Just 35% overall say they want to see another Republican run as a third party candidate if Trump wins the Republican nomination. Among non-Trump backers, however, 51% want to see another Republican get in the ring as a third party candidate. The non-Trump supporters opposed to such a move say they feel that way more because it would lead to a Democratic win (38%) than because they would be comfortable with Trump leading the Republican ticket (10%).
One thing Trump's supporters and those who support other candidates can agree on: Broad majorities in both groups say the party's nominee should be one of the three remaining candidates, even if none of them capture those 1,237 delegates.
Still, few see the road ahead as an easy one for the eventual nominee. Just 8% see the Republican Party as united. That's lower than the 22% of Democrats who felt that way in June 2008 after a long fight between Barack Obama and Hillary Clinton for that party's nomination. Nearly half of Republicans now -- 46% -- say the party is currently divided and will remain so in November, including 52% of those Republicans who are not backing Donald Trump.

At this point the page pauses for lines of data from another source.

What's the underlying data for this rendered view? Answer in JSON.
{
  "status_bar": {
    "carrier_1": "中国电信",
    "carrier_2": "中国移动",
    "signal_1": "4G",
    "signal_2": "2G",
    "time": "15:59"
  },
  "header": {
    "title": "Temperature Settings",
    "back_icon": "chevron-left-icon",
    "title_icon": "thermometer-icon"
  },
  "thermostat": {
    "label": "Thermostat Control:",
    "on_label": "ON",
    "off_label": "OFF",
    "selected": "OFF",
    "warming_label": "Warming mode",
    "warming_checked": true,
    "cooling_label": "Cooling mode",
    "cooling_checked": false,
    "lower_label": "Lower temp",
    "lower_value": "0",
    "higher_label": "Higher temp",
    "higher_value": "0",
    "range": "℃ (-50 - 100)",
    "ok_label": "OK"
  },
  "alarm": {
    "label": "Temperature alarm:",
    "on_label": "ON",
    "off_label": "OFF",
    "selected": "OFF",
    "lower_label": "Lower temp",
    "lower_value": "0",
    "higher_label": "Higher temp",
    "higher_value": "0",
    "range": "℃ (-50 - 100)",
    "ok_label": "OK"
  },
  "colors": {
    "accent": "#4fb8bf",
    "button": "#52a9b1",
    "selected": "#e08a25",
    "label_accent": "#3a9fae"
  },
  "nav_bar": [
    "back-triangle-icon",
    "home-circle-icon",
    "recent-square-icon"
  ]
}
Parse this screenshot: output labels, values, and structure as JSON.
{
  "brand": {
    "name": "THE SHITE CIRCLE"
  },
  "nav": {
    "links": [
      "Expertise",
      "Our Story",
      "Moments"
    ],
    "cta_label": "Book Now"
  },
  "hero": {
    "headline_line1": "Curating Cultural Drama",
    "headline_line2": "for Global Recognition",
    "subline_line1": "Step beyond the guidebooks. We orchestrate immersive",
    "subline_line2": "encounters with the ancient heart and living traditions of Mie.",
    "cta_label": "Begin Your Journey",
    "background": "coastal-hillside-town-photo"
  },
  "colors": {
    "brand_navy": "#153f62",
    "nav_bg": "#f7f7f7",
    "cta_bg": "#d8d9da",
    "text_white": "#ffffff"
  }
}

Democrats are more apt to see their own party as united, 38% say so, while 44% say it's divided now but will unite by November and just 15% feel the party won't be united come November.
Clinton continues to top Sanders in the race for the Democratic nomination, with 51% saying they'd most like to see the former secretary of state atop the party's ticket in November compared with 44% who want to see Sanders lead the Democrats into November. That's narrower than the 55% Clinton to 38% Sanders margin in late-February, when voters were asked who they would be most likely to support.
On most of the key demographic divides, the findings of this poll mirror those of most exit polling thus far in the contest, with Clinton faring better among older Democrats and Sanders carrying those under age 50, the two running about evenly among white Democrats while Clinton holds a solid edge among non-whites, and Clinton tops among moderates while Sanders wins the backing of most liberals.
But the poll also finds Clinton and Sanders about even among women, with Clinton ahead among men. That's different than most other polling on the race. Beyond the sampling error that can affect any representative survey, the Democratic women interviewed in this poll were a bit younger and more white than Democratic women in previous CNN/ORC surveys, which could be the reason that finding seems out-of-step with most other polling on the race.
Overall, though, Sanders prompts greater enthusiasm among the Democratic electorate than does Clinton at this point. About 4-in-10 say they would be enthusiastic if he were to win the Democratic nomination, compared with 34% who say they would feel that way about Clinton. That difference is driven largely by greater enthusiasm among Sanders own supporters: 72% of Sanders' backers say they would feel enthusiastic if he won the nomination, just 55% of Clinton's backers say the same about her potential nomination.
Both of the remaining Democratic nominees top Trump by a wide margin in hypothetical general election matchups, Sanders over Trump by 20 points and Clinton over Trump by 12 points. Sanders fares better than Clinton against each of the three remaining Republicans, topping Cruz by 13 points and Kasich by 6. Clinton runs even with Cruz and trails Kasich by 6 points.
The CNN/ORC Poll was conducted by landline and cellular telephone March 17-20 among a random national sample of 1,001 adults. The results include interviews with 478 Democrats and Democratic-leaning independents who are registered to vote, as well as 397 Republicans and Republican-leaning independent voters. The results for the full sample have a margin of sampling error of plus or minus 3 percentage points, it is 4.5 points for the Democratic voters' sample and 5 points for the Republican voter sample.